If you are dealing with challenging emotions and the holidays are difficult for you, please reach out for support. One of the major culprits of suffering is isolation. When you connect with others, gain community, and accept that pain is universal, you begin to de-identify as if you are the only one in pain. Below are a list of ways you can gain support and begin a path of healing.
1. Reach out to family and friends and share what you are experiencing. People who care for you want to support you and lift you. When you share your pain with others, you give them a chance to embrace and care for you.
2. Find a support group for your specific challenges and needs. When you understand that other people encounter painful experiences, emotions and situations in all walks of life, this aids you in not feeling alone. Here are websites for national support groups. http://www.mentalhealthamerica.net/find-support-groups http://www.pbs.org/inthebalance/archives/whocares/resources.html

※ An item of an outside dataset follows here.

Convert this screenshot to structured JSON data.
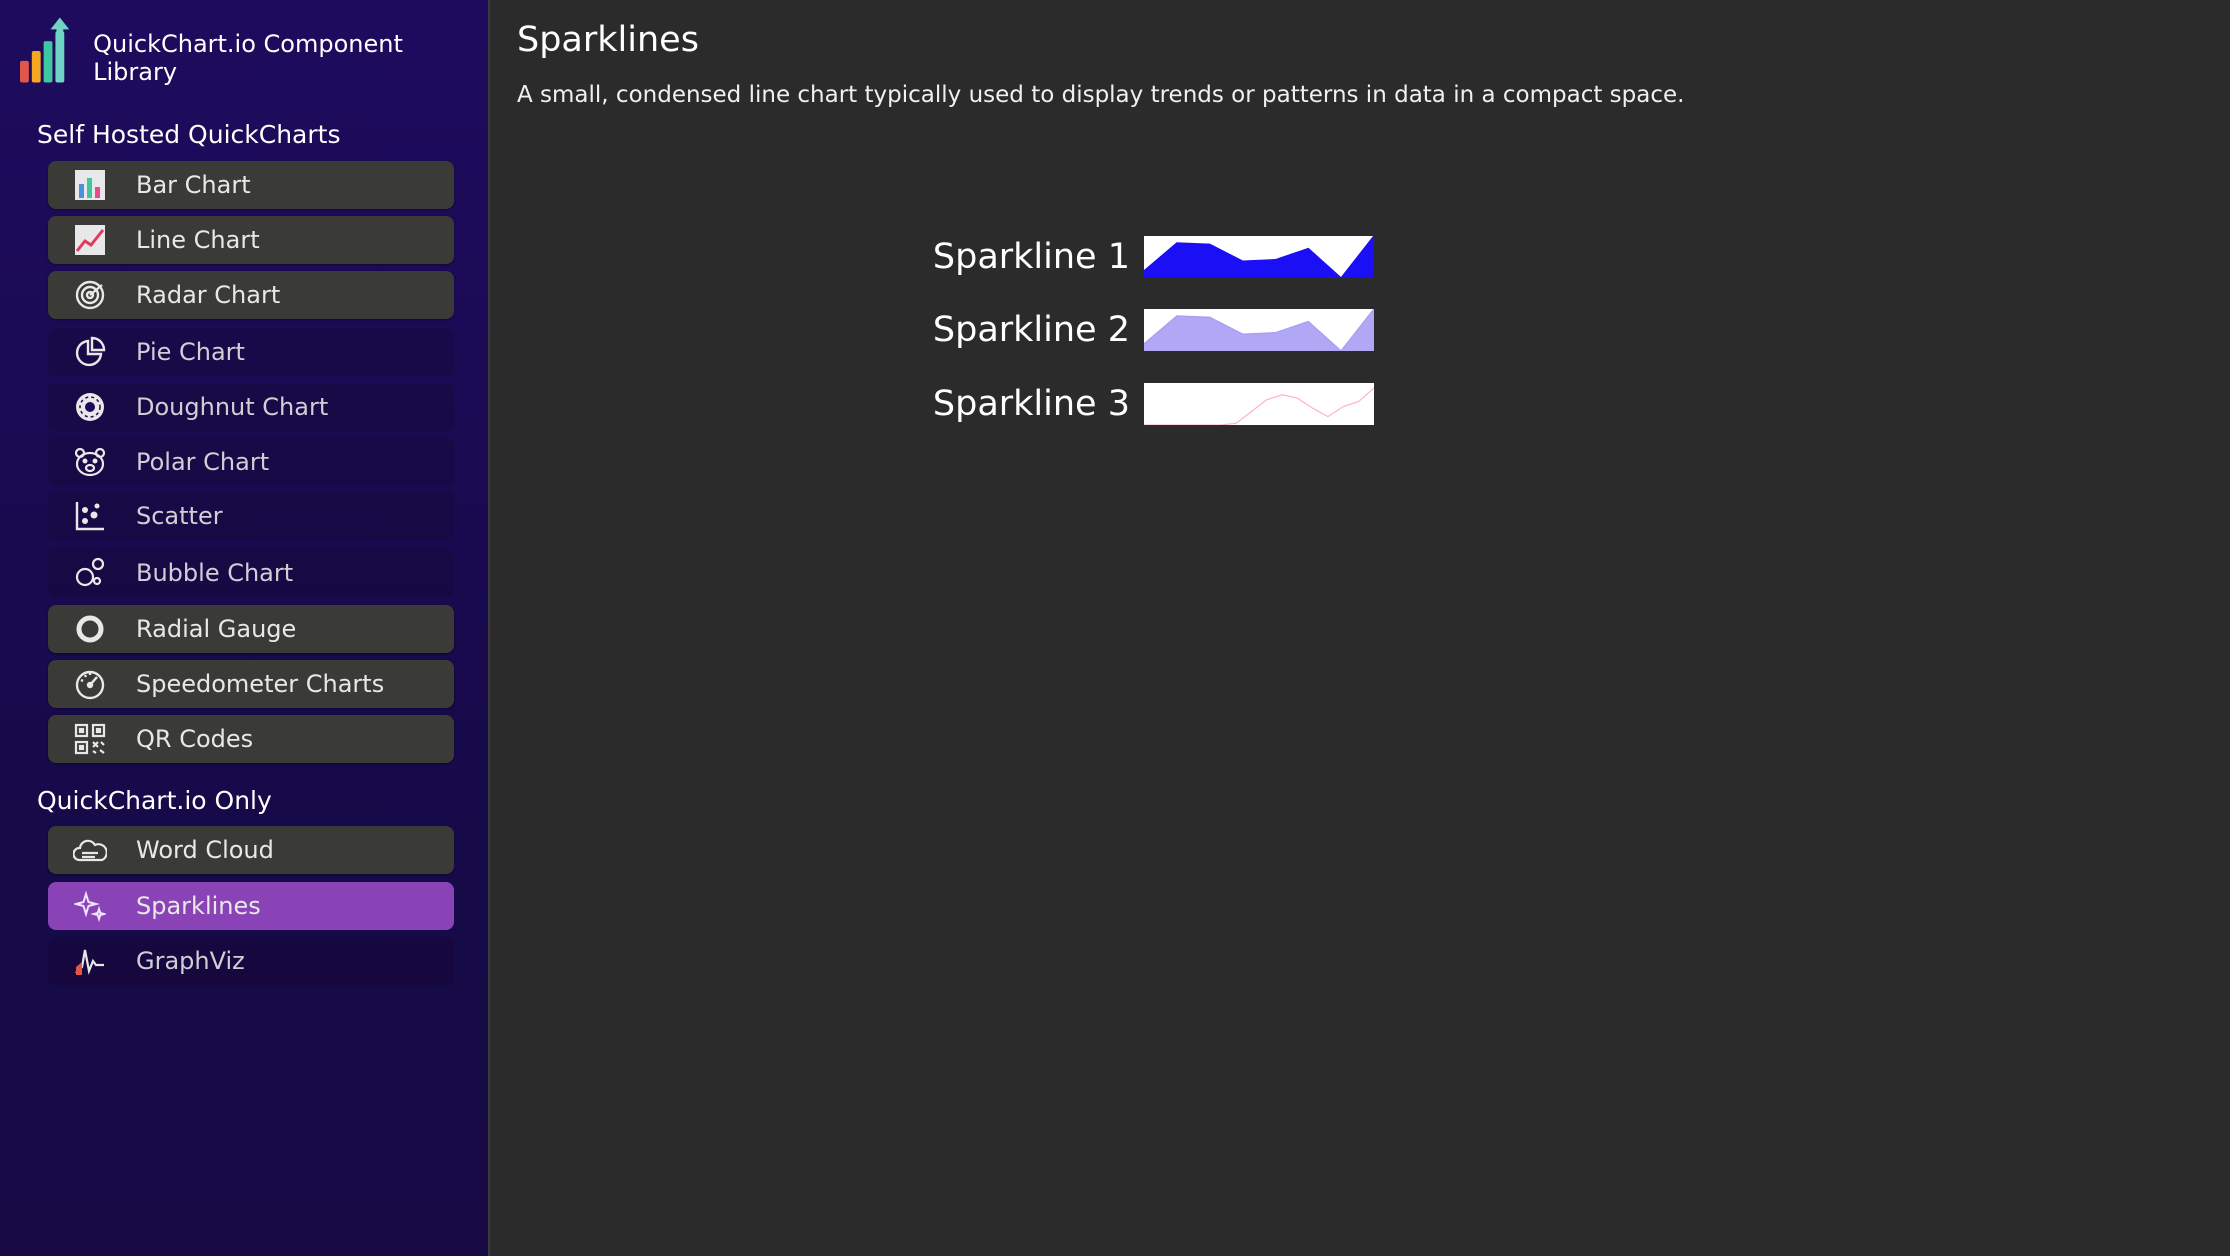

3. Seek support from a professional. Talk therapy is proven to be one of the best therapies for depression, anxiety, trauma, and mood disorders. Here is more information from National Institute of Mental Health (NIMH) to find the best approach for you. https://www.nimh.nih.gov/health/topics/psychotherapies/index.shtml
4. Practice a loving kindness meditation to cultivate your self compassion.
Here are the list of benefits when you practice loving kindness meditation.
5. Write about your pain. Studies show that writing about your pain has been proven to aid in healing and reduce suffering.
6. If you are alone and there is no one you can reach, connect with a crisis hotline.
7. If you are supporting others through a challenging time and need advice on the right words, join the option B support group. https://optionb.org/groups
I wish you peace.
I wish you healing.
I wish you release of your suffering.
I wish you balance.
I wish you love during the holiday season and always.
Stuckey HL, Nobel J. The Connection Between Art, Healing, and Public Health: A Review of Current Literature. American Journal of Public Health. 2010;100(2):254-263. doi:10.2105/AJPH.2008.156497.
Sturgeon JA, Zautra AJ. Social pain and physical pain: shared paths to resilience. Pain Management. 2016;6(1):63-74. doi:10.2217/pmt.15.56.